Summary
===
1. Trade-offs: complexity of iteration vs. number of iterations vs. precision of approximation
+ Gradient descent: less complex iterations, more guarantees, less adaptive
+ Newton: more complex iterations, but few of them for good functions, more adaptive, less robust
2. Start with pre-built code like `optim` or `nls`, implement your own as needed
Nelder-Mead, a.k.a. the Simplex Method
===
Try to cage $\theta^*$ with a **simplex** of $p+1$ points
Order the trial points, $f(\theta_1) \leq f(\theta_2) \ldots \leq f(\theta_{p+1})$
$\theta_{p+1}$ is the worst guess --- try to improve it
Center of the not-worst = $\theta_0 = \frac{1}{n}\sum_{i=1}^{n}{\theta_i}$
Nelder-Mead, a.k.a. the Simplex Method
===
Try to improve the worst guess $\theta_{p+1}$
1. **Reflection**: Try $\theta_0 - (\theta_{p+1}-\theta_0)$, across the center from
$\theta_{p+1}$
+ if it's better than $\theta_p$ but not than $\theta_1$, replace the old $\theta_{p+1}$ with it
+ **Expansion**: if the reflected point is the new best, try $\theta_0 -
2(\theta_{p+1}-\theta_0)$; replace the old $\theta_{p+1}$ with the better of the reflected
and the expanded point
2. **Contraction**: If the reflected point is worse that $\theta_p$, try $\theta_0 +
\frac{\theta_{p+1}-\theta_0}{2}$; if the contracted value is better, replace $\theta_{p+1}$
with it
3. **Reduction**: If all else fails, $\theta_i \leftarrow \frac{\theta_1 + \theta_i}{2}$
4. Go back to (1) until we stop improving or run out of time
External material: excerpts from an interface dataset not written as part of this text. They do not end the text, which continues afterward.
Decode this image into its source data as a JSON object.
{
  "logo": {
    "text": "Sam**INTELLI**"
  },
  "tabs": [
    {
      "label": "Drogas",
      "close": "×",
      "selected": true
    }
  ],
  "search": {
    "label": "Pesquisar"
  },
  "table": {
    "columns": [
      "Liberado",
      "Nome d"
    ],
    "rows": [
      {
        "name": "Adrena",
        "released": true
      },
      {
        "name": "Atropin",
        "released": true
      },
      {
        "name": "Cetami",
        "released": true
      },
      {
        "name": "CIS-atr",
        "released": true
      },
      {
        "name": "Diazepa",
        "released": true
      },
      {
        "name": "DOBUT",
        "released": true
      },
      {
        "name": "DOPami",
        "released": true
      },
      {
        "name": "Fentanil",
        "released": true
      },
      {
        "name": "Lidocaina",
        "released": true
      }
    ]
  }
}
Making Sense of Nedler-Mead
===
The Moves:
- Reflection: try the opposite of the worst point
- Expansion: if that really helps, try it some more
- Contraction: see if we overshot when trying the opposite
- Reduction: if all else fails, try making each point more like the best point
Making Sense of Nedler-Mead
===
Pros:
- Each iteration $\leq 4$ values of $f$, plus sorting
(and sorting is at most $O(p\log{p})$, usually much better)
- No derivatives used, can even work for dis-continuous $f$
Con:
- Can need _many_ more iterations than gradient methods
Coordinate Descent
===
Gradient descent, Newton's method, simplex, etc., adjust all coordinates of $\theta$ at once --- gets harder as the number of dimensions $p$ grows
**Coordinate descent**: never do more than 1D optimization
- Start with initial guess $\theta$
- While ((not too tired) and (making adequate progress))
+ For $i \in (1:p)$
* do 1D optimization over $i^{\mathrm{th}}$ coordinate of $\theta$,
holding the others fixed
* Update $i^{\mathrm{th}}$ coordinate to this optimal value
- Return final value of $\theta$
Coordinate Descent
===
Cons:
- Needs a good 1D optimizer
- Can bog down for very tricky functions, especially with lots of interactions among variables
Pros:
- Can be extremely fast and simple